By Alan Heil
Secretary of State Antony Blinken concluded a two-day mission to the Middle East May 26, winning what the Associated Press termed “valuable diplomatic support” for a ceasefire between Israel and the Gaza Strip’s Hamas leaders.
This followed quickly on the heels of an 11-day war that cost the lives of nearly 250 people, including more than 232 Palestinians and 12 Israelis. The latest conflict exploded during the second week in May, after Israel took over Palestinian homes in east Jerusalem and expelled residents. Hamas in Gaza responded by firing rockets into the Jewish state.
The latest spasm of Arab-Israeli hostilities began to ease May 19 when President Biden and other world leaders made direct ceasefire appeals to both sides. Now, Mr. Blinken’s mission appears to have strengthened the prospects.
The legacy of Arab-Israeli wars
The first modern war, 73 years ago, was in 1948, when Israel was founded immediately after World War II. Then there was a succession of follow up conflicts in the Middle East: in 1967, 1973, 1982 and 1991. No reliable total death toll is available, but millions, even tens of millions, of civilian and military lives have been lost.
The Blinken mission appears to have stressed Washington’s position for a “cooling off” period after the May 2021 crisis which had threatened to plunge the entire Middle East into yet another disastrous full-scale war.
What should happen now
As a half century observer of the region and former VOA Middle East Bureau chief and later Deputy Director of the Voice, let me share my thoughts on the wisest course ahead for key actors in the seemingly endless Arab-Israeli debate. There are building blocks toward a more stable peace.
- Expand contacts between Arabian peninsula and Israeli leaders set in motion last year in what has become known as “the Abraham accords.” Under this framework, formal diplomatic ties were established between Jerusalem and three Arabian peninsula Gulf states with full U.S. support as a co-signer.
- Initial signatories to the historic accords of 2020: the United Arab Emirates, Bahrain, Israel and the U. S. Later, Sudan, Morocco, and Oman established unprecedented ties with Israel.
- To the extent possible, encourage Egypt, Jordan, Iraq, Syria and North African Arab states to formally sign on to this unprecedented and constructive Arab-Israeli diplomatic initiative.
- An encouraging sign during Secretary Blinken’s late May visit to the Middle East: his talks with Egyptian President Hosni Mubarak and Jordanian King Abdullah II in their respective capitals.
And here are the overriding guidelines going forward.
- No cross-border air or land-based attacks by any Arab entity or Israel against a neighbor
- A continuing effort on all sides to sign on to the seven-nation agreement outlined above
- An international or U.N. Security Council consensus on the necessity of preserving the latest ceasefire accord in line with that treaty.
- A mechanism to advance additional sign-ons to the 2000-2001 consensus.
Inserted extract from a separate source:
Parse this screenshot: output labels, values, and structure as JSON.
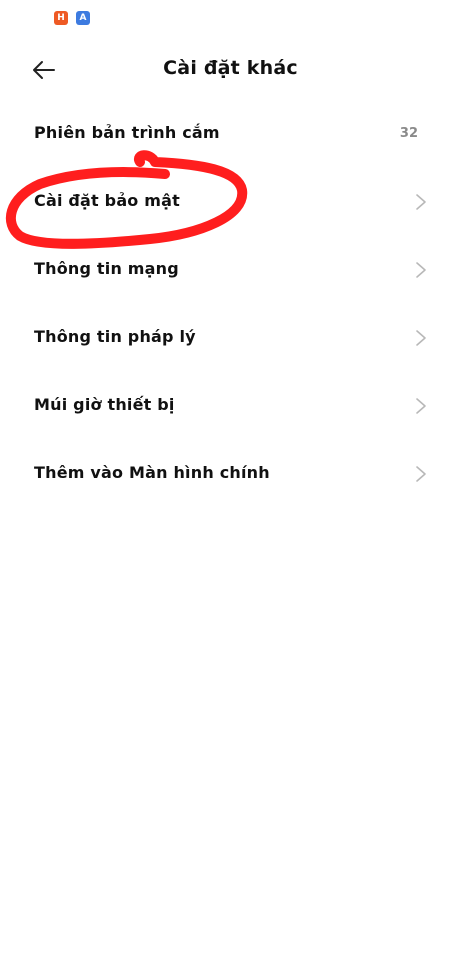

That’s an unprecedented opportunity to advance the idea that a comprehensive peace between Israel and Arab countries might endure.
As a 36-year veteran of the Voice of America (VOA), Alan Heil traveled to more than 40 countries a foreign correspondent in the Middle East, and later as director of News and Current Affairs, deputy director of programs, and deputy director of the nation’s largest publicly-funded overseas multimedia network. Today, VOA reaches more than 275 million people around the world each week via radio, television and online media. Read More